# Supplied entries
=======

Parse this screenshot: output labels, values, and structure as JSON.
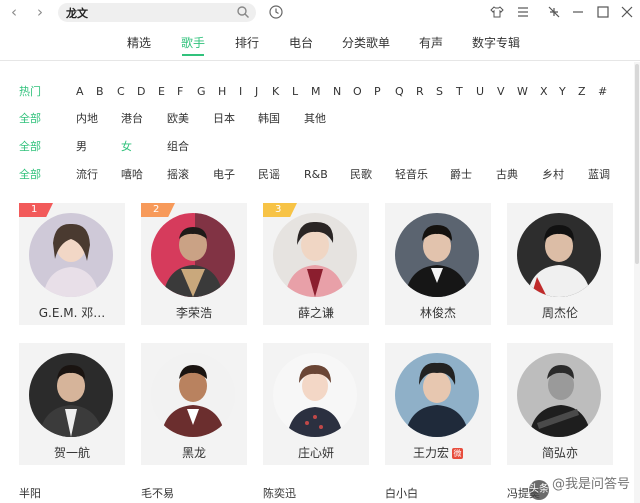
{
  "search": {
    "value": "龙文"
  },
  "tabs": [
    "精选",
    "歌手",
    "排行",
    "电台",
    "分类歌单",
    "有声",
    "数字专辑"
  ],
  "active_tab": "歌手",
  "filters": {
    "initial": {
      "label": "热门",
      "items": [
        "A",
        "B",
        "C",
        "D",
        "E",
        "F",
        "G",
        "H",
        "I",
        "J",
        "K",
        "L",
        "M",
        "N",
        "O",
        "P",
        "Q",
        "R",
        "S",
        "T",
        "U",
        "V",
        "W",
        "X",
        "Y",
        "Z",
        "#"
      ]
    },
    "region": {
      "label": "全部",
      "items": [
        "内地",
        "港台",
        "欧美",
        "日本",
        "韩国",
        "其他"
      ]
    },
    "gender": {
      "label": "全部",
      "items": [
        "男",
        "女",
        "组合"
      ]
    },
    "genre": {
      "label": "全部",
      "items": [
        "流行",
        "嘻哈",
        "摇滚",
        "电子",
        "民谣",
        "R&B",
        "民歌",
        "轻音乐",
        "爵士",
        "古典",
        "乡村",
        "蓝调"
      ]
    }
  },
  "singers_row1": [
    {
      "name": "G.E.M. 邓…",
      "rank": "1"
    },
    {
      "name": "李荣浩",
      "rank": "2"
    },
    {
      "name": "薛之谦",
      "rank": "3"
    },
    {
      "name": "林俊杰",
      "rank": ""
    },
    {
      "name": "周杰伦",
      "rank": ""
    }
  ],
  "singers_row2": [
    {
      "name": "贺一航"
    },
    {
      "name": "黑龙"
    },
    {
      "name": "庄心妍"
    },
    {
      "name": "王力宏"
    },
    {
      "name": "简弘亦"
    }
  ],
  "singer_badge": "微",
  "singers_row3": [
    "半阳",
    "毛不易",
    "陈奕迅",
    "白小白",
    "冯提莫"
  ],
  "watermark": {
    "logo": "头条",
    "text": "@我是问答号"
  },
  "colors": {
    "accent": "#31c27c",
    "rank1": "#f25a5a",
    "rank2": "#f79a5a",
    "rank3": "#f7c346",
    "card_bg": "#f3f3f3"
  },
  "icons": [
    "search-icon",
    "history-icon",
    "skin-icon",
    "menu-icon",
    "mini-mode-icon",
    "minimize-icon",
    "maximize-icon",
    "close-icon"
  ]
}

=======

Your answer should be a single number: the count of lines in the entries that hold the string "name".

10